How to Protect Computers, Data, and Personal Information
Taking action to personally ensure computer security helps protect everyone from data and identity theft, viruses, hackers, and other abuses. Everyone who uses a computer makes Purdue’s computing environment more secure by following these strong recommendations.
Create Strong Passwords
Strong passwords are critical to system security. A strong password is:
- Something other than a word found in the dictionary
- Something other than the name of a person, character, or pet
- Without personal information, such as birthdates and telephone numbers
- Something unrelated to your institution or department name or other identifying information
- At least eight characters
- Both capital and lowercase letters and numbers, as well as punctuation; for example: “AgbdF&04”
- Up to 1,000 times harder to crack than a weak password
Over time, even strong passwords lose security.
- The best practice is to change passwords regularly.
- Use the password-changing frequency recommended by the system administrator.
- Password-changing frequencies are commonly monthly or quarterly.
- Use password-creation techniques to create strong, yet easily remembered, passwords.
- Don’t write down passwords. The most easily cracked password system is a password written on a sticky note under the keyboard.
Avoid Untrustworthy Downloads
Virus writers use downloadable screensavers and other files to infiltrate computer systems. Only download and install applications from verified sites.
Scrutinize Attachments Carefully
Email and instant messaging are major vehicles for viruses. Spammers are very skilled at making virus emails and attachments sound legitimate. Open only expected email attachments sent from known addresses.
View Email Messages Individually
Spam emails often contain code that automatically incites more spam or attempts to install viruses and spyware.

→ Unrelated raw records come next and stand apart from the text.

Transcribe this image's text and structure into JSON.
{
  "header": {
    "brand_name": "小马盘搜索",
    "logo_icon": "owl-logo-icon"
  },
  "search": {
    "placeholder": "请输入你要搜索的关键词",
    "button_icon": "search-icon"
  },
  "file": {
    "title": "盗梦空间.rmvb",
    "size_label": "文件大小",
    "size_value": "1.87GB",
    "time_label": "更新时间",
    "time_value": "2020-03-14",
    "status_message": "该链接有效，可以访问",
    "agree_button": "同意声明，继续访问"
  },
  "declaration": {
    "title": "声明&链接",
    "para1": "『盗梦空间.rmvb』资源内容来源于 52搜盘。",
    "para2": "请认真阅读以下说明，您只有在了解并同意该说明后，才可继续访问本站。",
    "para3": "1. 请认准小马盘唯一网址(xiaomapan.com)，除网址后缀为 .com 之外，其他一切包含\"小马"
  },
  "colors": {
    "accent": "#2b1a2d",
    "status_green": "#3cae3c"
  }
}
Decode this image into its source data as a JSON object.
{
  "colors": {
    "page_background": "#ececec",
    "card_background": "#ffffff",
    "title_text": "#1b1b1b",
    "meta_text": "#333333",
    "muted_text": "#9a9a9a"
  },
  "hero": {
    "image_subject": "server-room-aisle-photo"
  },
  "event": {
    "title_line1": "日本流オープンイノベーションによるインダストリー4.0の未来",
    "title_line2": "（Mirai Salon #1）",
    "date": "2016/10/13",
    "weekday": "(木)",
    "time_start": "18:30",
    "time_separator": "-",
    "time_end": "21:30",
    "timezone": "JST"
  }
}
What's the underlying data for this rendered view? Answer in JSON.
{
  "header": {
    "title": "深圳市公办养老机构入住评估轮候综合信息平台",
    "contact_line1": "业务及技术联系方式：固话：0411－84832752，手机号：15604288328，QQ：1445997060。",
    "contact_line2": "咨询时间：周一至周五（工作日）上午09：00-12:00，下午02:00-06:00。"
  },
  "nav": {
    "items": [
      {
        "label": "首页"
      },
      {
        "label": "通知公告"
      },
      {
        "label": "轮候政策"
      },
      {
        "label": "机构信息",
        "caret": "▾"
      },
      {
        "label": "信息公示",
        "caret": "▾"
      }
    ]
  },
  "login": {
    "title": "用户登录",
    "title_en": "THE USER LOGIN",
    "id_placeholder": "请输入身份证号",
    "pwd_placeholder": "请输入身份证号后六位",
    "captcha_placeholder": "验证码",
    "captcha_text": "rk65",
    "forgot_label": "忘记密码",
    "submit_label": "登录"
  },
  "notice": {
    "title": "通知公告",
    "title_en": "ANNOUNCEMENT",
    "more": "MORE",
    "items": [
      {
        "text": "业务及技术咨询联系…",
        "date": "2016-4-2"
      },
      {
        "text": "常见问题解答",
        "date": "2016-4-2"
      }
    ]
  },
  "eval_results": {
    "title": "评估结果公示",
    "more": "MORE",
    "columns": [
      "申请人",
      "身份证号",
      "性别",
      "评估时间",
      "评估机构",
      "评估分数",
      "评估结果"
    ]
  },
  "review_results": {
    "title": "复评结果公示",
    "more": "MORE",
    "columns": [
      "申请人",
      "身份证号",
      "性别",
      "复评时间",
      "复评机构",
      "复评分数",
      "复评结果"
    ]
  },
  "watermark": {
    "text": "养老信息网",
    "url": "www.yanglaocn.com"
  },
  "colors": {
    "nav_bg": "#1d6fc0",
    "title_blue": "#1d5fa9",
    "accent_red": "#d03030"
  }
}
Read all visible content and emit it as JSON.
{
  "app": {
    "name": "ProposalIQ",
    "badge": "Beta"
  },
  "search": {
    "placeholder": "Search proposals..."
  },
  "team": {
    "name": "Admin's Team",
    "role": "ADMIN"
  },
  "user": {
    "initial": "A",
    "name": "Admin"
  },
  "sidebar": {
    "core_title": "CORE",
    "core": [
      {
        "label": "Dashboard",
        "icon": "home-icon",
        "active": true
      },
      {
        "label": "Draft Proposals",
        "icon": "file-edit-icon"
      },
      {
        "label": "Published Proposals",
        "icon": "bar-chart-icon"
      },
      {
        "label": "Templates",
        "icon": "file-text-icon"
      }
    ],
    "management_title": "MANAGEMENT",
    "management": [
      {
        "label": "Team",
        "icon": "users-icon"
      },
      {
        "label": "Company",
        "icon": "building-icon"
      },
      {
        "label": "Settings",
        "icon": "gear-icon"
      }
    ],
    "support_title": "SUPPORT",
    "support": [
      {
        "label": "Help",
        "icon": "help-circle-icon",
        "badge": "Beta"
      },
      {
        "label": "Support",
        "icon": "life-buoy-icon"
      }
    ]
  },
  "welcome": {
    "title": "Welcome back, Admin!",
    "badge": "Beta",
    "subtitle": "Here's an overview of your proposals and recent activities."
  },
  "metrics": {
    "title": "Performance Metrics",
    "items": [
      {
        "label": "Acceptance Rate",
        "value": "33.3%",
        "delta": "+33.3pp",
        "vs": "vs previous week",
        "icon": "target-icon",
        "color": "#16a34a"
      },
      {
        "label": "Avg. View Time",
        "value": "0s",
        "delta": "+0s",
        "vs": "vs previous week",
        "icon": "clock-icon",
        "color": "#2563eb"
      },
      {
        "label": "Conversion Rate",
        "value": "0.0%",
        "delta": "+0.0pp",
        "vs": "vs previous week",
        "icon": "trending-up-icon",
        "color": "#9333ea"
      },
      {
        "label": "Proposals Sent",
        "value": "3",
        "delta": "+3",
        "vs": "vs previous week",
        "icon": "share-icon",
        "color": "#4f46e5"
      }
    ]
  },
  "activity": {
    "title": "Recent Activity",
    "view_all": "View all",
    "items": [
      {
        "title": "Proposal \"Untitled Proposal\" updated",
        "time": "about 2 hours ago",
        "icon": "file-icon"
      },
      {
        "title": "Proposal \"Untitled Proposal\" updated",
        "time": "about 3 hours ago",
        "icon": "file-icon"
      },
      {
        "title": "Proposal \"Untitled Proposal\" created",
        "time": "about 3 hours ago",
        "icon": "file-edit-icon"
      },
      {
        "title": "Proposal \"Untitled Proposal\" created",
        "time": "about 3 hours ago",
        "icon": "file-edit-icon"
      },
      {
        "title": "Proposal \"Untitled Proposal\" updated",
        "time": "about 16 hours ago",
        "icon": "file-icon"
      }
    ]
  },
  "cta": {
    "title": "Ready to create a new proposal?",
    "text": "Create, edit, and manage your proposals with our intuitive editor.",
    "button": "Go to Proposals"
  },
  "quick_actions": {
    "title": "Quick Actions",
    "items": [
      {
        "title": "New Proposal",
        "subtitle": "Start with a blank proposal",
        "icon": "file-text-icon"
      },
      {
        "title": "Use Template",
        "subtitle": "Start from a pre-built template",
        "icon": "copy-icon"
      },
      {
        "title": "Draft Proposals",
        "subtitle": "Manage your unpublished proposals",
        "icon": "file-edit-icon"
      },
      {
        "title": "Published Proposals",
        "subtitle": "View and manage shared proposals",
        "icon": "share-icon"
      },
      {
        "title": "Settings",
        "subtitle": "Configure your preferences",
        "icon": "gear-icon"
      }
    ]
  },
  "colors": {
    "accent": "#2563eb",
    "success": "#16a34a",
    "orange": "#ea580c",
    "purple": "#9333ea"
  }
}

Avoid this problem by viewing email messages individually, rather than in a previewing pane. To toggle the Preview Pane in Microsoft Outlook, click View»PreviewPane.
Install Free Antivirus Software
Install and use antivirus software, and set it to automatically update daily. Purdue offers McAfee Antivirus for free to students, faculty, and staff, for use both at school and at home. McAfee Antivirus is updated frequently to keep pace with the latest viruses. To download McAfee Antivirus, or the MacOS equivalent, visit https://www.purdue.edu/securepurdue/Services/
Ensure Antivirus Software is Running
After starting up a computer, check that an up-to-date antivirus program is enabled. When using McAfee Antivirus for Microsoft Windows, hover the mouse cursor over the shield icon in the task bar to verify McAfee is enabled.
Ignore Unsolicited Emails
Spammers send emails that pretend to be from legitimate sources to trick you into providing your personal information. This practice is known as “phishing.” Never click on links in an email. Phishers can make fake email links that:
- Browse to the legitimate Web site, but sneak in a pop-up window from a phisher’s Web site that asks for personal info.
- Browse to a fake Web site that has a nearly identical look and address to the legitimate Web site.
- Cover up the browser address window with an image that makes it appear to be the legitimate Web site.
- Invisibly download a key-logging program that records and reports back every keystroke made on the computer, including entered passwords and credit card numbers.
Secure Internet Settings
Change the security settings on your browser to “high,” and adjust downward as necessary for your Internet use. The “high” security setting may prevent some Web sites from functioning properly, so use the highest setting that still allows for effective Web browsing.
Back Up Data
Back up critical data regularly. Keep a copy of important files on removable media, such as CDs, DVDs, or USB thumb drives. Securely store the copies out of sight and under lock and key.
Install and use firewall security. A firewall is a hardware or software barrier designed to prevent unauthorized network activity.
Reduce Incoming Spam
Spam is the common term for unsolicited email and instant messages. Spam is most effectively reduced by keeping email addresses private and by using a properly secured Web browser and email client. For a list of best practices against spam, browse to http://www.purdue.edu/securepurdue/security-awareness-and-resources/spam-filtering. For answers to questions regarding spam at Purdue on Purdue machines, email firstname.lastname@example.org.
Get Updates and Patches for Operating Ssystems and Software
As new ways to exploit computer software vulnerabilities are discovered, it is critical to system security to regularly patch and update software. For Windows patches and updates, browse to http://www.windowsupdate.com.
Log Off or Turn Off the Computer
When you leave your computer, make sure to lock it (Windows key + L) or log off. If you are leaving for an extended period (a weekend, for example), turn the computer off.